Tuesday, November 18, 2008
An interview with... Vince Gill
An interview with the country music star before his Friday show in Salem
In his concerts, Vince Gill says he likes to "include the audience, so that I'm not just playing at them."
Vince Gill fans, get ready for something different. The Nashville, Tenn., music man is taking requests.
But please, Roanoke Valley -- don't ask for "Freebird" when Gill and his band come to the Salem Civic Center on Friday night.
"No, and I hate anybody that requests it," Gill said, laughing, when asked if his combo had worked up a version of the notoriously over-requested Southern rock classic.
"I always ask 'em, I said, 'Do you go to Skynyrd concerts and ask 'em to play my songs?' " he said last week. " 'I doubt it.' "
Gill said he likes Lynyrd Skynyrd "as much as the next guy." But that's what you get with Gill -- a good-natured jokester who can needle Kanye West at the Grammy Awards, but get across without sparking a feud thanks to his mischievous grin and Oklahoma drawl. He's always cracking wise on television, which made him a popular and longtime host of the Country Music Awards.
So expect plenty of stories Friday from Gill, who said he will "yak a lot" at the Roanoke Symphony Orchestra-presented Picnic at the Pops show. But he and his three backing musicians -- an upright bassist, a pianist and a percussionist sitting on the very versatile instrument called a cajon -- will deliver songs from his three-decade career.
He'll start out with newer songs, including some from "These Days," the 2008 Grammy Award winner for best country album, and then start playing what the fans want to hear, he said.
"I think a lot of times people yell out requests and never feel like they get 'em," Gill said.
He said he's been having fun with the format, even during the occasional maelstrom of 1,000 voices shouting simultaneously for different songs.
"There's still some playing that goes on, lots of solos and things like that," he said. "But what I tried to do with this show was include the audience, so that I'm not just playing at them."
Gill thinks the Salem Civic Center will be a great venue for this show.

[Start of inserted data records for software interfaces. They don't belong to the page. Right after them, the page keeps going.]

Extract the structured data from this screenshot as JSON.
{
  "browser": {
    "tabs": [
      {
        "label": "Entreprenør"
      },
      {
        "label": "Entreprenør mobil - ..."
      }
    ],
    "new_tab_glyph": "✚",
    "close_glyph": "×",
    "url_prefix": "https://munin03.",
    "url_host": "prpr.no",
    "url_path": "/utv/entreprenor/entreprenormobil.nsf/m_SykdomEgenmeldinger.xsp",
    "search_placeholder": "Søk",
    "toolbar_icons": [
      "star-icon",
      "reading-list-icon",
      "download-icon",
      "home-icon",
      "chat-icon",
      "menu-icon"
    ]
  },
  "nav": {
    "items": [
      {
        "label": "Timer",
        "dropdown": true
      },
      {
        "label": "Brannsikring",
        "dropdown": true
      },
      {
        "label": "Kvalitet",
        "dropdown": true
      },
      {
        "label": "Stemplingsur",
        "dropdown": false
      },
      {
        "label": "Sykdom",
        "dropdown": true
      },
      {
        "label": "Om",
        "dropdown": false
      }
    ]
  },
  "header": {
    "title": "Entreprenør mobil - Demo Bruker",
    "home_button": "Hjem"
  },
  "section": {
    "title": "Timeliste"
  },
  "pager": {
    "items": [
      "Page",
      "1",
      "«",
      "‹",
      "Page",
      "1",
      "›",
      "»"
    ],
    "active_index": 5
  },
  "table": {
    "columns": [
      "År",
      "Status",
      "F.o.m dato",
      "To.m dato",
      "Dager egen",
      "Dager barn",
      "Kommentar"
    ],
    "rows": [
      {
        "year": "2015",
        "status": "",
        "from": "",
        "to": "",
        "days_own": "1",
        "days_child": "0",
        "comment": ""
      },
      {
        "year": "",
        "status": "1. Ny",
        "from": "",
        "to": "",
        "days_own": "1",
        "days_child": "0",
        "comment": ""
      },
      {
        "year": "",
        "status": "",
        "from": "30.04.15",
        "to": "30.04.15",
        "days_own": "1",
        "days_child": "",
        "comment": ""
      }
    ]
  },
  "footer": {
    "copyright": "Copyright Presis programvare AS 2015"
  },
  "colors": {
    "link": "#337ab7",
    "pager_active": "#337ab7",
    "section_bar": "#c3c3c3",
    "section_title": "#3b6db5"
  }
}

"It's not a honky-tonk," he said. "It's not a big arena. It's not, 'Hey, let's stand up and light our lighters and yell and scream.' It's sit and listen, and applaud a little longer, and it's a little richer."
Gill has written too many hit songs to mention them all here. The first four that come to mind are "Liza Jane," "One More Last Chance," "I Still Believe in You" and a classic of the crying-in-your-beer genre -- "Nobody Answers When I Call Your Name."
The latter two display his aching tenor voice. The first two are vehicles for great guitar solos.
Gill is not just a country music guy who plays some guitar. He is a player whose depth inspired Eric Clapton to invite him to play his Crossroads Guitar Festival in 2007. He recently sang and played with Sonny Landreth on that slide guitar wizard's recent CD, "From the Reach."
Add to that Gill's songwriting, and you get a trio of talents that got him inducted into the Country Music Hall of Fame last year. Despite his recent Grammy win, Gill said he thinks the days of huge hit records and mega-arena tours might be over. "These Days" was a multifaceted affair, with an A-list of guest artists helping him out on his songs.
But Gill is a musician, so he continues to write and record songs. He has just built a home studio, and he's looking forward to seeing how the music business model evolves over the next few years.
He has a complex view of the music business, which takes into account the behind-the-scenes people, such as show and record promoters, who have made careers of it. He doesn't want to see the evolution of technology and the do-it-yourself spirit knock them out of work.
"I don't mind being part of the big machine" when it comes to people in jobs like those, he said, adding: "I know what my heart is like, and ... I don't think I probably would make that choice very often, where it could mean a bigger payday for me if I aced that guy and that guy" out of jobs, he said.